Memory is an acute thing. It can baptize you, take you over, reflect on where you’ve been and, in some extreme cases, incapacitate you. Memory can also warm, warn and welcome you — and this story is a matter of the latter in the name of one my earliest mentors and influencers, Rick Alloway. Yes is hard. No is easy. Rick Alloway was always a Yes Man in the most honorific possible way.

Rick gave me my start in radio at KFOR 1240 and KFRX 103 in Lincoln, Nebraska when I was 13-years-old, and he helped correct me, win me and convince me in every single way of the world. He was never harsh or cruel or condescending — even when you earned such treatment. His greatest talent was simply listening and being infinitely patient. In the radio advert below, Rick is in the front row wearing a mustache and I’m right next to him sporting the sun-sensitive hipster glasses.

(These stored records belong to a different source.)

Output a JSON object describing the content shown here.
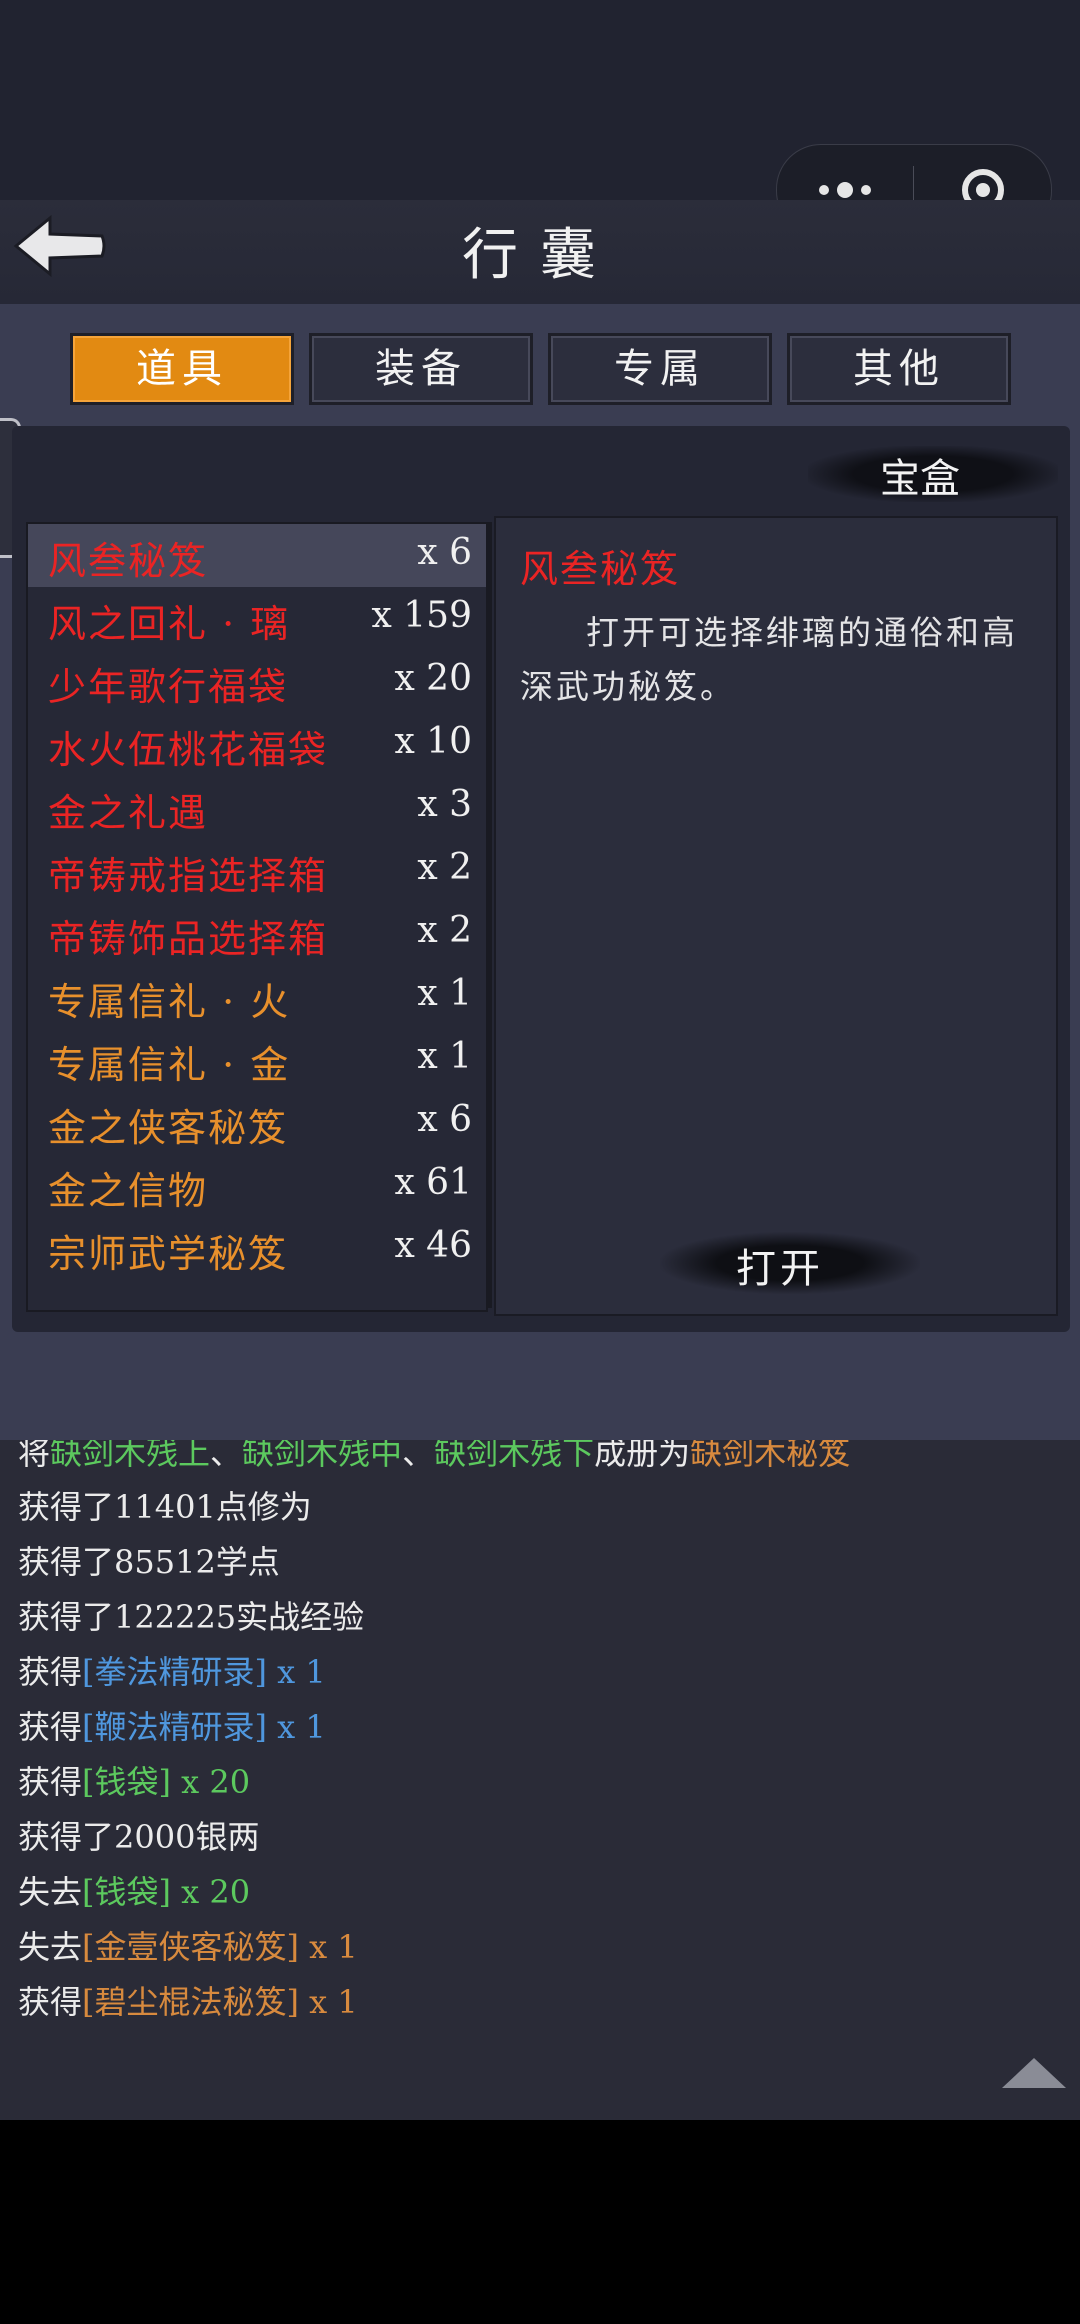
{
  "header": {
    "title": "行囊"
  },
  "tabs": [
    {
      "label": "道具",
      "active": true
    },
    {
      "label": "装备",
      "active": false
    },
    {
      "label": "专属",
      "active": false
    },
    {
      "label": "其他",
      "active": false
    }
  ],
  "box_label": "宝盒",
  "items": [
    {
      "name": "风叁秘笈",
      "qty": "x 6",
      "color": "#ea2424",
      "selected": true
    },
    {
      "name": "风之回礼 · 璃",
      "qty": "x 159",
      "color": "#ea2424"
    },
    {
      "name": "少年歌行福袋",
      "qty": "x 20",
      "color": "#ea2424"
    },
    {
      "name": "水火伍桃花福袋",
      "qty": "x 10",
      "color": "#ea2424"
    },
    {
      "name": "金之礼遇",
      "qty": "x 3",
      "color": "#ea2424"
    },
    {
      "name": "帝铸戒指选择箱",
      "qty": "x 2",
      "color": "#ea2424"
    },
    {
      "name": "帝铸饰品选择箱",
      "qty": "x 2",
      "color": "#ea2424"
    },
    {
      "name": "专属信礼 · 火",
      "qty": "x 1",
      "color": "#e8902c"
    },
    {
      "name": "专属信礼 · 金",
      "qty": "x 1",
      "color": "#e8902c"
    },
    {
      "name": "金之侠客秘笈",
      "qty": "x 6",
      "color": "#e8902c"
    },
    {
      "name": "金之信物",
      "qty": "x 61",
      "color": "#e8902c"
    },
    {
      "name": "宗师武学秘笈",
      "qty": "x 46",
      "color": "#e8902c"
    }
  ],
  "detail": {
    "title": "风叁秘笈",
    "description": "打开可选择绯璃的通俗和高深武功秘笈。",
    "open_label": "打开"
  },
  "log": {
    "partial_line": {
      "p1": "将",
      "p2": "缺剑木残上",
      "p3": "、",
      "p4": "缺剑木残中",
      "p5": "、",
      "p6": "缺剑木残下",
      "p7": "成册为",
      "p8": "缺剑木秘笈"
    },
    "lines": [
      {
        "prefix": "获得了11401点修为",
        "item": "",
        "suffix": "",
        "color": ""
      },
      {
        "prefix": "获得了85512学点",
        "item": "",
        "suffix": "",
        "color": ""
      },
      {
        "prefix": "获得了122225实战经验",
        "item": "",
        "suffix": "",
        "color": ""
      },
      {
        "prefix": "获得",
        "item": "[拳法精研录]",
        "suffix": " x 1",
        "color": "#4f97de"
      },
      {
        "prefix": "获得",
        "item": "[鞭法精研录]",
        "suffix": " x 1",
        "color": "#4f97de"
      },
      {
        "prefix": "获得",
        "item": "[钱袋]",
        "suffix": " x 20",
        "color": "#5cc95e"
      },
      {
        "prefix": "获得了2000银两",
        "item": "",
        "suffix": "",
        "color": ""
      },
      {
        "prefix": "失去",
        "item": "[钱袋]",
        "suffix": " x 20",
        "color": "#5cc95e"
      },
      {
        "prefix": "失去",
        "item": "[金壹侠客秘笈]",
        "suffix": " x 1",
        "color": "#d88a3e"
      },
      {
        "prefix": "获得",
        "item": "[碧尘棍法秘笈]",
        "suffix": " x 1",
        "color": "#d88a3e"
      }
    ]
  }
}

If you’re a Cub Scout, there’s a yearly reckoning waiting for you — the Pinewood Derby — where you get to build your own race car out of wood and plastic and nails and race it down a track to see how fast your mind and hands are in the creation of something separate and spectacular that you cannot control. You build it and let it run away from you.  I had some success with the Pinewood Derby, as I share here:

As a Cub Scout in Lincoln, Nebraska David Boles entered, and won the Pinewood Derby. In 1973, igniting the fighting Fireball #8, he came in second place. In 1974, riding The Phantom, he did not place, likely due to the air-sucking quality of the jaw-like bat mouth. In 1975 — flying the Spirit of ’76 — he won First Place as the Grand Champion, even though race officials drilled out an ounce of golden lead weight from his undercarriage! Here are the requisite beauty shots of those historic racing fascinations.

There is a fun old saying — “You’re One in a Million” — that is meant to convey a specialness using data-driven facts.  What I find most interesting in the million specialness is how absolutely non-special you are depending where you happen to live in the world.

For example, in my hometown of Lincoln, Nebraska — with a population of 160,000 while I was growing up — I was super-extra-crispy special, because it would take 6.25 times my city’s population to make me unique one time in a million tries.

In New York City, the story is different. There are currently 8.3 million people in The Big City — and that means my specialness is drained in the larger lake from my small pond pool of the Midwest.

Instead of being “One in a Million” in NYC, I’m now, actually, eight in 8.3 million — and that’s a pretty sobering number.

Yesterday, I participated in an odd, one hour, “web session” with the Twitter Small Business advertising team where you submitted questions beforehand in anticipation of getting real world answers you could use to promote your small business on Twitter.

Instead getting helpful, direct, answers I was pricked back in time to the beginning of my blogging life and the excellent startup FeedBurner service.

Do you remember this fiery, iconic, logo?